Cables to Keep Around the House
Spring is here and a lot of us are going to use that nicer weather to get a little cleaning done. If your house is anything like everyone else's, there is probably a junk drawer somewhere with a big mess of old cables. After untangling all the knots, you will want to look at each cable to see what you should keep and what can be tossed.
Keep: Micro USB 2.0
Micro USB is better known as a “phone charger” since they are mostly used for Android phones. Not to mention tablets, streaming devices, smart speakers, and more. Micro USB is not going anywhere anytime soon, so keeping a few extras around is a good idea right now.
Keep: Micro USB 3.0
This upgraded Micro USB is mostly used for external hard drives. Some cell phones use these for charging cables too. While not as widespread as the older 2.0 version, this is new enough that hanging onto one or two of them is worth it.
In any scenario, having to deal with a dead cell phone is a pain. No one likes to realize their alarm did not go off because their phone died in the middle of the night. Or that they are totally lost when the phone’s GPS suddenly changes to a black screen.
With how important cell phones have become to everyday life, you would think that grabbing a charging cable would be simple. However, there are a number of options available depending on what type of phone you have. Even when looking at the same type of charger, different versions can be available.
Phone Charger Ratings
Chargers can have different ratings that are based on three factors: power (watts), current (amps), and voltage (volts). Amps are the key factor to look at here. Larger devices with bigger batteries, such as a tablet vs. a phone, hold more power and can take longer to charge. Phone chargers are made with different ratings depending on what device they are designed to go with. For example, this car charger has three USB ports on it. The first two ports have 1.0A (amps) while the last port has 2.1A. The 2.1A port has higher amperage and can charge big devices like tablets faster while the 1.0A ports are better for smaller devices like cell phones.

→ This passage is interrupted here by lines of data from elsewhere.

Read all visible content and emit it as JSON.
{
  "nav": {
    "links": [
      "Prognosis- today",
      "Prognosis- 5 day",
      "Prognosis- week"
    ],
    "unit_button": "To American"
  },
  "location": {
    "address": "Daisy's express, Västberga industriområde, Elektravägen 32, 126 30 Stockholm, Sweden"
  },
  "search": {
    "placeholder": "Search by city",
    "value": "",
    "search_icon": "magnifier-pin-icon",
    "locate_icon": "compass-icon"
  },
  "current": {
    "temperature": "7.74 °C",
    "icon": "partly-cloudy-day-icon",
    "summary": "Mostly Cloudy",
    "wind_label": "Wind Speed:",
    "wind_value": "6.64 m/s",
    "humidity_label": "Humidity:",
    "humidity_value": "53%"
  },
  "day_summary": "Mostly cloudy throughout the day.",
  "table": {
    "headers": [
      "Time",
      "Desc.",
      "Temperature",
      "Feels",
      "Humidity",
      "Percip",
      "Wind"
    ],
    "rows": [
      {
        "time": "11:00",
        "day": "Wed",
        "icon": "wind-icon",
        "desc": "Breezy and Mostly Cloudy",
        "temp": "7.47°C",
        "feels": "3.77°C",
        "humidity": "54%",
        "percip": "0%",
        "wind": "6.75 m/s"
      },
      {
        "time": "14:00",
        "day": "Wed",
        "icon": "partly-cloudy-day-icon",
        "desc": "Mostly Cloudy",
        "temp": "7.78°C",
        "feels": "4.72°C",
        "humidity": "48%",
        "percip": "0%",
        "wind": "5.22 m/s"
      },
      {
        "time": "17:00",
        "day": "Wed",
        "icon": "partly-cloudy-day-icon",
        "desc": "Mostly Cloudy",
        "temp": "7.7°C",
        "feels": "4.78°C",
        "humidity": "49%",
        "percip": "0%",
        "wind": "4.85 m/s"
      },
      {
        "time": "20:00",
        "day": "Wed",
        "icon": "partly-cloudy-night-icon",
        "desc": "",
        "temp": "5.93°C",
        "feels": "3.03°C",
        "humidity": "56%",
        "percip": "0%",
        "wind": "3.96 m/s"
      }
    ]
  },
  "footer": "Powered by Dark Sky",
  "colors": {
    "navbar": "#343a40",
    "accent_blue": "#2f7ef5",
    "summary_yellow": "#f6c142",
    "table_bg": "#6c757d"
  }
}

Some devices will only draw a certain amount of power from any charger to avoid damaging themselves. For example, iPhones will never charge with more than 1.0A. On the flipside of that, if you used a 1.0A charger with something like a tablet it would charge slower than if you used a 2.1A charger.
There are some rumors that claim charging a phone too fast can reduce the maximum b
What are Lightning Cables?
Lightning cables are a type of cable designed to be used specifically with iPhones. Functionally, they are very similar to the standard types of USB cables used with Android phones. Lightning cables are proprietary to Apple and the only type of connection that will work for charging most iPhones or connecting them to other devices.
Apple introduced Lightning cables in September 2012 to replace older, bulkier connectors. Any iPhone, iPad, or other Apple device made after late 2012 likely uses a lightning connection. Lightning cables are not compatible with older Apple devices that use the wider, 30-pin style connectors.
There are some MacBooks that use a USB-C connection instead of lightning cables. Be sure to check a MacBook to see what it uses before purchasing a cable. Being proprietary, it can be a bit tricky to find lightning cables and accessories without purchasing expensive items from Apple directly. Thankfully, Apple does allow a certain degree of freedom to third parties and that is where our new adapter comes in.
Charge Your Phone and Listen to Music at the Same Time
On an iPhone, the lightning port has two main uses. The first is to charge the phone, keeping the